“I am going to fight so that in Lawrence, it’s up to students to tell the school, ‘I want you to send my name to the recruiters,’” rather than the other way around, Cruz said during an interview on Oct.1.

Cruz, a leader of Latinos United for Justice here, pointed out that for the last 10 years the armed forces have been making a special effort to recruit Latin American youth in the U.S. “We need jobs for all youth, not to send them to die in Iraq, a country that has not done anything to us,” she said.

Peace is by no means the only issue Cruz is running on.

“We need a School Committee that will listen to the parents, the teachers and the community,” she said. She questioned the effectiveness of the current superintendent, noting that he doesn’t keep the School Committee informed and ignores requests for information.

Cruz pledged to hold regular meetings in the various neighborhoods that make up her district. “I will explain to the community what I am doing and what the School Committee is doing,” she said. “But I also want to hear and take into account what the community, especially the parents, think and want. Nobody else is doing that.”

She has also been critical of the English immersion law in Massachusetts. “This law puts teachers in danger of being sued if they use the student’s language to teach,” she said, calling the situation “ridiculous.” Cruz was a leader in the fight to defeat an anti-bilingual-education ballot initiative in 2002.

When asked how she felt about coming in first, Cruz said, “I think it shows that my message resonates in the community. There are friends that are active in election politics that have been telling me to tone down my message, not to give people a reason to vote against me. But, I cannot do that. I prefer to lose a vote than to lie or keep silent about my principles.
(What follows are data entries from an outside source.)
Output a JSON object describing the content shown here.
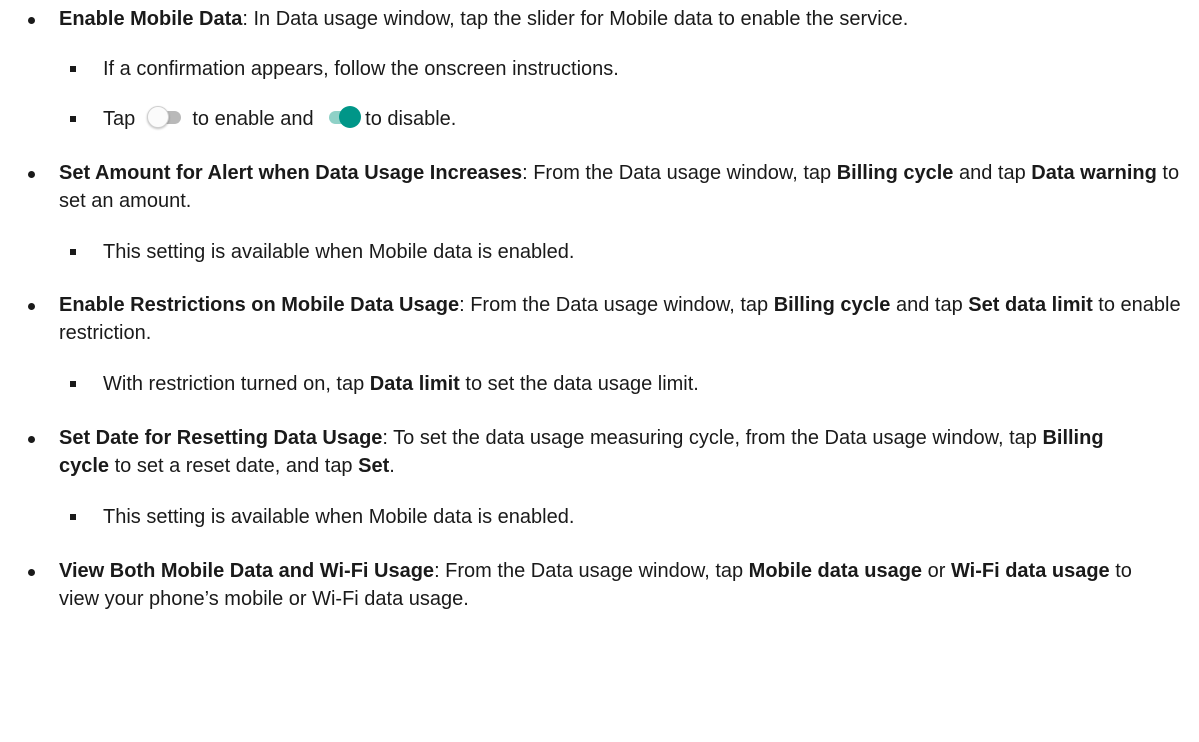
{
  "items": [
    {
      "title": "Enable Mobile Data",
      "text": ": In Data usage window, tap the slider for Mobile data to enable the service.",
      "subs": [
        {
          "text": "If a confirmation appears, follow the onscreen instructions."
        },
        {
          "pre": "Tap",
          "mid": "to enable and",
          "post": "to disable.",
          "icons": [
            "toggle-off-icon",
            "toggle-on-icon"
          ]
        }
      ]
    },
    {
      "title": "Set Amount for Alert when Data Usage Increases",
      "t1": ": From the Data usage window, tap ",
      "b1": "Billing cycle",
      "t2": " and tap ",
      "b2": "Data warning",
      "t3": " to set an amount.",
      "subs": [
        {
          "text": "This setting is available when Mobile data is enabled."
        }
      ]
    },
    {
      "title": "Enable Restrictions on Mobile Data Usage",
      "t1": ": From the Data usage window, tap ",
      "b1": "Billing cycle",
      "t2": " and tap ",
      "b2": "Set data limit",
      "t3": " to enable restriction.",
      "subs": [
        {
          "pre": "With restriction turned on, tap ",
          "bold": "Data limit",
          "post": " to set the data usage limit."
        }
      ]
    },
    {
      "title": "Set Date for Resetting Data Usage",
      "t1": ": To set the data usage measuring cycle, from the Data usage window, tap ",
      "b1": "Billing cycle",
      "t2": " to set a reset date, and tap ",
      "b2": "Set",
      "t3": ".",
      "subs": [
        {
          "text": "This setting is available when Mobile data is enabled."
        }
      ]
    },
    {
      "title": "View Both Mobile Data and Wi-Fi Usage",
      "t1": ": From the Data usage window, tap ",
      "b1": "Mobile data usage",
      "t2": " or ",
      "b2": "Wi-Fi data usage",
      "t3": " to view your phone’s mobile or Wi-Fi data usage."
    }
  ],
  "colors": {
    "text": "#1a1a1a",
    "toggle_on_knob": "#009688",
    "toggle_on_track": "#8fd1c7",
    "toggle_off_track": "#b9b9b9"
  }
}
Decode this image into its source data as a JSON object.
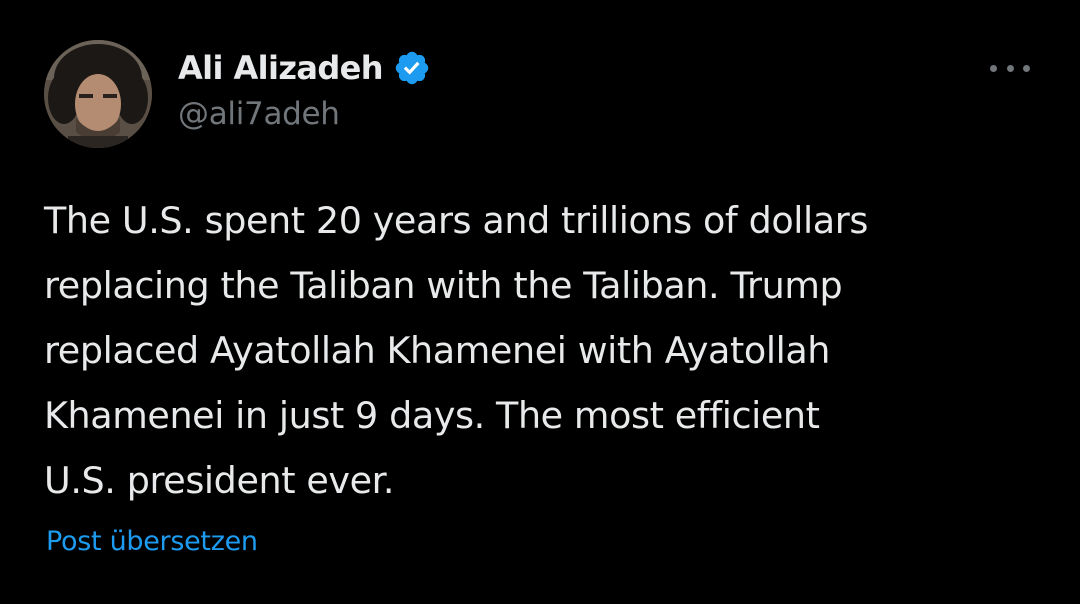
{
  "author": {
    "display_name": "Ali Alizadeh",
    "handle": "@ali7adeh",
    "verified": true,
    "avatar_icon": "profile-photo"
  },
  "post": {
    "text_lines": [
      "The U.S. spent 20 years and trillions of dollars",
      "replacing the Taliban with the Taliban. Trump",
      "replaced Ayatollah Khamenei with Ayatollah",
      "Khamenei in just 9 days. The most efficient",
      "U.S. president ever."
    ]
  },
  "actions": {
    "more_icon": "more-horizontal-icon",
    "translate_label": "Post übersetzen"
  },
  "colors": {
    "background": "#000000",
    "text_primary": "#e7e9ea",
    "text_secondary": "#71767b",
    "accent": "#1d9bf0"
  }
}
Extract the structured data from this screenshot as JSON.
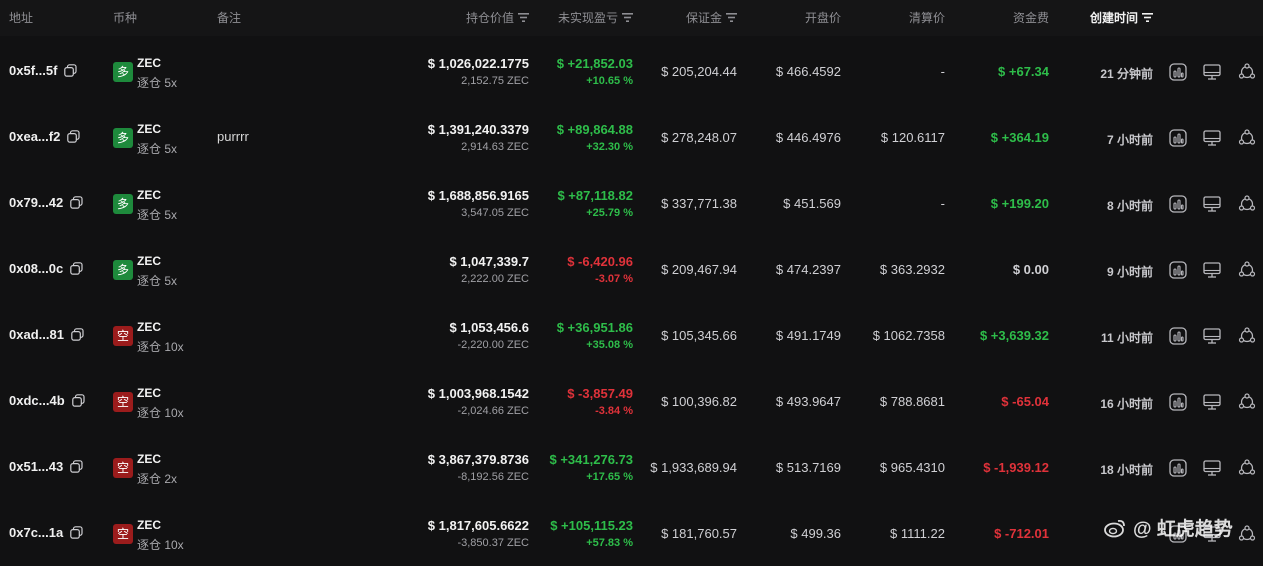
{
  "header": {
    "address": "地址",
    "coin": "币种",
    "note": "备注",
    "value": "持仓价值",
    "pnl": "未实现盈亏",
    "margin": "保证金",
    "open_price": "开盘价",
    "liq_price": "清算价",
    "funding": "资金费",
    "created": "创建时间"
  },
  "rows": [
    {
      "address": "0x5f...5f",
      "side": "多",
      "side_type": "long",
      "coin": "ZEC",
      "mode": "逐仓 5x",
      "note": "",
      "value": "$ 1,026,022.1775",
      "size": "2,152.75 ZEC",
      "pnl": "$ +21,852.03",
      "pnl_pct": "+10.65 %",
      "pnl_sign": "pos",
      "margin": "$ 205,204.44",
      "open": "$ 466.4592",
      "liq": "-",
      "funding": "$ +67.34",
      "funding_sign": "pos",
      "time": "21 分钟前"
    },
    {
      "address": "0xea...f2",
      "side": "多",
      "side_type": "long",
      "coin": "ZEC",
      "mode": "逐仓 5x",
      "note": "purrrr",
      "value": "$ 1,391,240.3379",
      "size": "2,914.63 ZEC",
      "pnl": "$ +89,864.88",
      "pnl_pct": "+32.30 %",
      "pnl_sign": "pos",
      "margin": "$ 278,248.07",
      "open": "$ 446.4976",
      "liq": "$ 120.6117",
      "funding": "$ +364.19",
      "funding_sign": "pos",
      "time": "7 小时前"
    },
    {
      "address": "0x79...42",
      "side": "多",
      "side_type": "long",
      "coin": "ZEC",
      "mode": "逐仓 5x",
      "note": "",
      "value": "$ 1,688,856.9165",
      "size": "3,547.05 ZEC",
      "pnl": "$ +87,118.82",
      "pnl_pct": "+25.79 %",
      "pnl_sign": "pos",
      "margin": "$ 337,771.38",
      "open": "$ 451.569",
      "liq": "-",
      "funding": "$ +199.20",
      "funding_sign": "pos",
      "time": "8 小时前"
    },
    {
      "address": "0x08...0c",
      "side": "多",
      "side_type": "long",
      "coin": "ZEC",
      "mode": "逐仓 5x",
      "note": "",
      "value": "$ 1,047,339.7",
      "size": "2,222.00 ZEC",
      "pnl": "$ -6,420.96",
      "pnl_pct": "-3.07 %",
      "pnl_sign": "neg",
      "margin": "$ 209,467.94",
      "open": "$ 474.2397",
      "liq": "$ 363.2932",
      "funding": "$ 0.00",
      "funding_sign": "neutral",
      "time": "9 小时前"
    },
    {
      "address": "0xad...81",
      "side": "空",
      "side_type": "short",
      "coin": "ZEC",
      "mode": "逐仓 10x",
      "note": "",
      "value": "$ 1,053,456.6",
      "size": "-2,220.00 ZEC",
      "pnl": "$ +36,951.86",
      "pnl_pct": "+35.08 %",
      "pnl_sign": "pos",
      "margin": "$ 105,345.66",
      "open": "$ 491.1749",
      "liq": "$ 1062.7358",
      "funding": "$ +3,639.32",
      "funding_sign": "pos",
      "time": "11 小时前"
    },
    {
      "address": "0xdc...4b",
      "side": "空",
      "side_type": "short",
      "coin": "ZEC",
      "mode": "逐仓 10x",
      "note": "",
      "value": "$ 1,003,968.1542",
      "size": "-2,024.66 ZEC",
      "pnl": "$ -3,857.49",
      "pnl_pct": "-3.84 %",
      "pnl_sign": "neg",
      "margin": "$ 100,396.82",
      "open": "$ 493.9647",
      "liq": "$ 788.8681",
      "funding": "$ -65.04",
      "funding_sign": "neg",
      "time": "16 小时前"
    },
    {
      "address": "0x51...43",
      "side": "空",
      "side_type": "short",
      "coin": "ZEC",
      "mode": "逐仓 2x",
      "note": "",
      "value": "$ 3,867,379.8736",
      "size": "-8,192.56 ZEC",
      "pnl": "$ +341,276.73",
      "pnl_pct": "+17.65 %",
      "pnl_sign": "pos",
      "margin": "$ 1,933,689.94",
      "open": "$ 513.7169",
      "liq": "$ 965.4310",
      "funding": "$ -1,939.12",
      "funding_sign": "neg",
      "time": "18 小时前"
    },
    {
      "address": "0x7c...1a",
      "side": "空",
      "side_type": "short",
      "coin": "ZEC",
      "mode": "逐仓 10x",
      "note": "",
      "value": "$ 1,817,605.6622",
      "size": "-3,850.37 ZEC",
      "pnl": "$ +105,115.23",
      "pnl_pct": "+57.83 %",
      "pnl_sign": "pos",
      "margin": "$ 181,760.57",
      "open": "$ 499.36",
      "liq": "$ 1111.22",
      "funding": "$ -712.01",
      "funding_sign": "neg",
      "time": ""
    }
  ],
  "watermark": "@ 虹虎趋势",
  "colors": {
    "positive": "#2ebd4a",
    "negative": "#e0323a",
    "long_badge": "#1e8a3c",
    "short_badge": "#9b1c1c",
    "background": "#111112"
  },
  "row_icons": [
    "chart-icon",
    "monitor-icon",
    "share-icon"
  ]
}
Besides, everyone knows what I do, and my candidacy has to be seen in light of my activism.”

The general election will take place Nov. 8.